MANCHESTER – As of July 8th, 2020, ASM’s Amie Lacasse has been cleared by Eastern Connecticut Health Network medical control for independent dispatch as a paramedic to the towns that ASM serves. Amie was hired at the Ambulance Service of Manchester in December of 2017 and completed her Paramedic training through Capital Community Colleges Paramedic Program. Amie’s preceptors were Paramedic Supervisor Bob O’Neil and Paramedic Dave White.
As with all precepting phases at ASM, Amie’s final approval came from Eastern Connecticut Health Network after shadowing her in the field as they responded to emergency calls. On behalf of the ASM Family, we would like to wish Amie the best of luck and say we are very proud to have such skilled professionals on staff.
Aetna Ambulance Service, Inc. was founded in 1945 by the remarkable Grady brothers in response to the Hartford Circus Fire on July 6, 1944, a tragedy that claimed over 100 lives and injured hundreds. Brothers Herman and Howard Grady later joined by their wives Jean and Ethel Grady founded the company, creating one of the first minority-owned ambulance services in the country. The successful business has continued to fulfill a vital public service while retaining it’s rich diversity and exceptional medical care. It is a point of pride for Aetna employees we continue this tradition to the present day. uAt a time when World War ll was still in progress, the arrival of the Barnum and Bailey Circus was a big event with no exception to the city of Hartford. The attraction provided excitement in difficult times. The crowd was made up of mostly women and children as many of the men were away fighting in the war. The large Circus tents were set up on Barbour Street in Hartford. At the time the tents were made out of canvas and it was common to use paraffin, a combustible material, to make them water repellent. The fire led to the national prohibition of canvas tents coated with paraffin. uBrothers Herman and Howard Grady had both been Corpsmen in the Navy where they trained in first aid that would prove valuable in treating and caring for the injured. The Grady Family owned a flower shop on Wethersfield Avenue in Hartford and would later run Aetna Ambulance out of their family home. At a time before television, people listened to the radio and when word of the fire was announced, a call went out for anyone with a truck or vehicle to respond to the scene to help transport the injured to the hospital. The Grady family immediately used their delivery van to assist and transported many. The Grady Family was deeply moved by the tragic event and the great loss of life in the Circus fire. They recognized a need for a full-time ambulance company in Hartford and went on to start their own in 1945, more than 10 years before the civil rights movement took hold in America. They possessed a deep commitment to help those in need, commonly being called out of family events, holiday dinners in inclement weather. The Grady’s also taught first aid classes to help educate others and serve their community. Aetna is proud of its dedication to Emergency Medical Services and it’s distinction in medical transportation.

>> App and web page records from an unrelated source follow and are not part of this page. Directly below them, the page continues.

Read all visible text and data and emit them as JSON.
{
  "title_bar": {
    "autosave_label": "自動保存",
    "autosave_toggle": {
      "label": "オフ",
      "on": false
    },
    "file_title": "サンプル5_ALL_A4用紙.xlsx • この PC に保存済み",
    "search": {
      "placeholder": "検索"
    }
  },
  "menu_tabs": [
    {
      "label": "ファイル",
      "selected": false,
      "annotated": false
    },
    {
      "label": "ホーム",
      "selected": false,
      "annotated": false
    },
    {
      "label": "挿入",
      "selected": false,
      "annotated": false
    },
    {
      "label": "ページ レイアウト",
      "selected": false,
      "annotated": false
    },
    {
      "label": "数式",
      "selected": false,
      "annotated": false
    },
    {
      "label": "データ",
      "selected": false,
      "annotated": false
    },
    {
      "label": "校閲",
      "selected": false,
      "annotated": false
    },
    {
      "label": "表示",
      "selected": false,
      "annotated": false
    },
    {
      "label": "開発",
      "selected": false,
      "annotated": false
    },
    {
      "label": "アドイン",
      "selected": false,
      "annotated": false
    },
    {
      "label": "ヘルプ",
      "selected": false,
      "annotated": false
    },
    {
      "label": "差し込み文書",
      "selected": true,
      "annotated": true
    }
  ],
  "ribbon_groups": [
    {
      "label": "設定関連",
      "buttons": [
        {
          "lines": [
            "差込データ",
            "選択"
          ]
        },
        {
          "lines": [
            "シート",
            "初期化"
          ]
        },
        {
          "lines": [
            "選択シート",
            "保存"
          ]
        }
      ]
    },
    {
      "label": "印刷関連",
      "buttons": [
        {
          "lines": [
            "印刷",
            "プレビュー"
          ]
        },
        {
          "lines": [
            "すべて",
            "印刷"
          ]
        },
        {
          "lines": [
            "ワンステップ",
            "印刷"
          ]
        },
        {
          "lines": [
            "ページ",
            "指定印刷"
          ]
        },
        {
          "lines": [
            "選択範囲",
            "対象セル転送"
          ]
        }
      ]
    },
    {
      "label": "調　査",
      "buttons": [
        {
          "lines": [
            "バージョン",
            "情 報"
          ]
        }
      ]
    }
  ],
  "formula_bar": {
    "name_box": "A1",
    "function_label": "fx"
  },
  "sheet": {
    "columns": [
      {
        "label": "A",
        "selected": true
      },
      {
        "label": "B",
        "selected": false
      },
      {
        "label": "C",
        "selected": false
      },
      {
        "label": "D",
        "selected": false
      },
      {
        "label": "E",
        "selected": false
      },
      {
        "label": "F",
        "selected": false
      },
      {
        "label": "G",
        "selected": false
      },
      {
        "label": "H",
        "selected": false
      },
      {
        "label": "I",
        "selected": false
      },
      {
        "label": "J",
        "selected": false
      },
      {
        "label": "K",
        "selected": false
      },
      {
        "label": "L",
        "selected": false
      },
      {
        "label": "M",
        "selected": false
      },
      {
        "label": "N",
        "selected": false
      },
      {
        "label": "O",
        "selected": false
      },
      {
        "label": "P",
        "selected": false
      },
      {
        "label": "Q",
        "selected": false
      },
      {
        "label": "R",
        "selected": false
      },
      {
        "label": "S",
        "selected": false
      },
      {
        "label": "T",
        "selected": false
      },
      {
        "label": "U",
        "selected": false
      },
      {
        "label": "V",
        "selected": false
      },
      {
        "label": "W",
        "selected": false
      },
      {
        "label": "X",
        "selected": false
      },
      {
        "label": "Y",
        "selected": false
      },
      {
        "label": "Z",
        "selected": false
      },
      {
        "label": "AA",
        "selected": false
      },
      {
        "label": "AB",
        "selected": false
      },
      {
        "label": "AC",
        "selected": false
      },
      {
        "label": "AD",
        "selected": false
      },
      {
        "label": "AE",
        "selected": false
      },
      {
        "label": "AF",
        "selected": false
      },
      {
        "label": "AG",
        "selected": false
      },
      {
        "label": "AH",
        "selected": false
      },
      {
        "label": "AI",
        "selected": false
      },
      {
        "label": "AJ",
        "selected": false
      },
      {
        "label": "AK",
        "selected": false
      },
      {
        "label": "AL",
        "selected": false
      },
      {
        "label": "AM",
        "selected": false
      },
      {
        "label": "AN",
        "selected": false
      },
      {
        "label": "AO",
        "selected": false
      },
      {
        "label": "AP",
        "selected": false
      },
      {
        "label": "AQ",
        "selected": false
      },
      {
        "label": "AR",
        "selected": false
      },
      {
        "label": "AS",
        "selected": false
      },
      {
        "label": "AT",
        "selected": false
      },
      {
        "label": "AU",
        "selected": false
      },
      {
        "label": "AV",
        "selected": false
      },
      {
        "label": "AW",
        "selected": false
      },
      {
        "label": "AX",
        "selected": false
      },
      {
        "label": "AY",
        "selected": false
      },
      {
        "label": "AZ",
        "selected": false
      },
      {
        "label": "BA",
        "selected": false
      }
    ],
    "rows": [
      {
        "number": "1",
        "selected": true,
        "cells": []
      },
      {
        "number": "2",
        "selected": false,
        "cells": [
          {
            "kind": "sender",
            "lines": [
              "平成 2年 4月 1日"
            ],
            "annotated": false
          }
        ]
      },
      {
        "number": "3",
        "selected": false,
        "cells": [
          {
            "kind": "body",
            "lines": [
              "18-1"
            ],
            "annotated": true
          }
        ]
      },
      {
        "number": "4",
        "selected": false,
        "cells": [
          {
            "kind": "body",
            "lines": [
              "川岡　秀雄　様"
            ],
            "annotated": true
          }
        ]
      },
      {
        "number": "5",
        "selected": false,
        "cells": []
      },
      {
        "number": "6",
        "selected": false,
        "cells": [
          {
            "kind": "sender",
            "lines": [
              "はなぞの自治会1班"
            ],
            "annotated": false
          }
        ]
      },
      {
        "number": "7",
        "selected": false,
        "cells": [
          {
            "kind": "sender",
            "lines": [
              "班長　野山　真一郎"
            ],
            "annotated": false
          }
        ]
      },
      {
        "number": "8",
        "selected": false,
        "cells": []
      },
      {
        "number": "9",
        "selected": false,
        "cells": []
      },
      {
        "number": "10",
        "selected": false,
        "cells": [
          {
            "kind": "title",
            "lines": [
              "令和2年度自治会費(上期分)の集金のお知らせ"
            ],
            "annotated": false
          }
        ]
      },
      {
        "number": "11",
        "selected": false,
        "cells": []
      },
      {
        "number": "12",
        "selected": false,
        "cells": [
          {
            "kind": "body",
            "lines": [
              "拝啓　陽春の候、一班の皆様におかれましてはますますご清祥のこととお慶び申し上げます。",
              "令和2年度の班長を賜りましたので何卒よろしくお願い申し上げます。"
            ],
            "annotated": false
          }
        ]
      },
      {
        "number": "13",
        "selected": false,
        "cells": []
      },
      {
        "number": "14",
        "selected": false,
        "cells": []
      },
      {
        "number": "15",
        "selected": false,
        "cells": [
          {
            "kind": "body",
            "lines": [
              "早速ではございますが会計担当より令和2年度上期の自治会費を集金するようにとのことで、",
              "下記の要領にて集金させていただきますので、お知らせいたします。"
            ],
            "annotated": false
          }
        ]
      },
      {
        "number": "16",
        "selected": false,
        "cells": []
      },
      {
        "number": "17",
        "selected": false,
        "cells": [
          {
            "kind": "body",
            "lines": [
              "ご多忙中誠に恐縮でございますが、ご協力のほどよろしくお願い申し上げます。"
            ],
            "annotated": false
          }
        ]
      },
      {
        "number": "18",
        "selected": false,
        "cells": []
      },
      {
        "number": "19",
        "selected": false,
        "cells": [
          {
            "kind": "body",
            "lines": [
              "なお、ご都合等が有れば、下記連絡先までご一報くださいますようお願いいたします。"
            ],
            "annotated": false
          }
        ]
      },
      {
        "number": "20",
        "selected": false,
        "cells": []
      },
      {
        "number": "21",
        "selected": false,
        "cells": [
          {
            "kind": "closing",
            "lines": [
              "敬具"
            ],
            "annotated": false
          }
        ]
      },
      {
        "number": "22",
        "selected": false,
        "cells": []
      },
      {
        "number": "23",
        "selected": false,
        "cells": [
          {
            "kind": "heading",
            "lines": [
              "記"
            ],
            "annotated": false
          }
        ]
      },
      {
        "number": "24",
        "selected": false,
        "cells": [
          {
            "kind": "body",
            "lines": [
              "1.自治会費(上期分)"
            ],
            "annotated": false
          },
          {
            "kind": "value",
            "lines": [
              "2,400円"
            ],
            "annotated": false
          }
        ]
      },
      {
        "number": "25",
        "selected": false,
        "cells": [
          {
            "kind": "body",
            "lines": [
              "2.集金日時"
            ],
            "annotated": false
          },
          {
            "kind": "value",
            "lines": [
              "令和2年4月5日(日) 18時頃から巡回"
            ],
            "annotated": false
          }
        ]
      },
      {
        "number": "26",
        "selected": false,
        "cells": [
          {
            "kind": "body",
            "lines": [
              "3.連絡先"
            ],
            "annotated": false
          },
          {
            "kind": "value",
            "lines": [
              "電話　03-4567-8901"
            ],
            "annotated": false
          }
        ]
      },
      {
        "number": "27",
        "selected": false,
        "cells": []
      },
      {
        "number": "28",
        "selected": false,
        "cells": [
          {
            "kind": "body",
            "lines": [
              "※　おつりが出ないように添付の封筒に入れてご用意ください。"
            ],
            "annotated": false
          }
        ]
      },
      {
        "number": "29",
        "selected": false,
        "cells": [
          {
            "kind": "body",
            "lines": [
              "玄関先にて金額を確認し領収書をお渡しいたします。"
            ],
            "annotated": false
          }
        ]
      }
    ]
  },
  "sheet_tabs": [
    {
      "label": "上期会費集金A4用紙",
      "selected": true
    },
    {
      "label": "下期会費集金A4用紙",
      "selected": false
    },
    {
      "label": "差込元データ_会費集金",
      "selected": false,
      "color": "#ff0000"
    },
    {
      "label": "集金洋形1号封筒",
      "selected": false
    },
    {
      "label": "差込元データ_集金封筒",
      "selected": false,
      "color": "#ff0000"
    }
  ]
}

Ambulance Service of Manchester is proud to recognize Steve Cordeiro, who celebrates 25 years of service this month. We appreciate your hard work and dedication to EMS.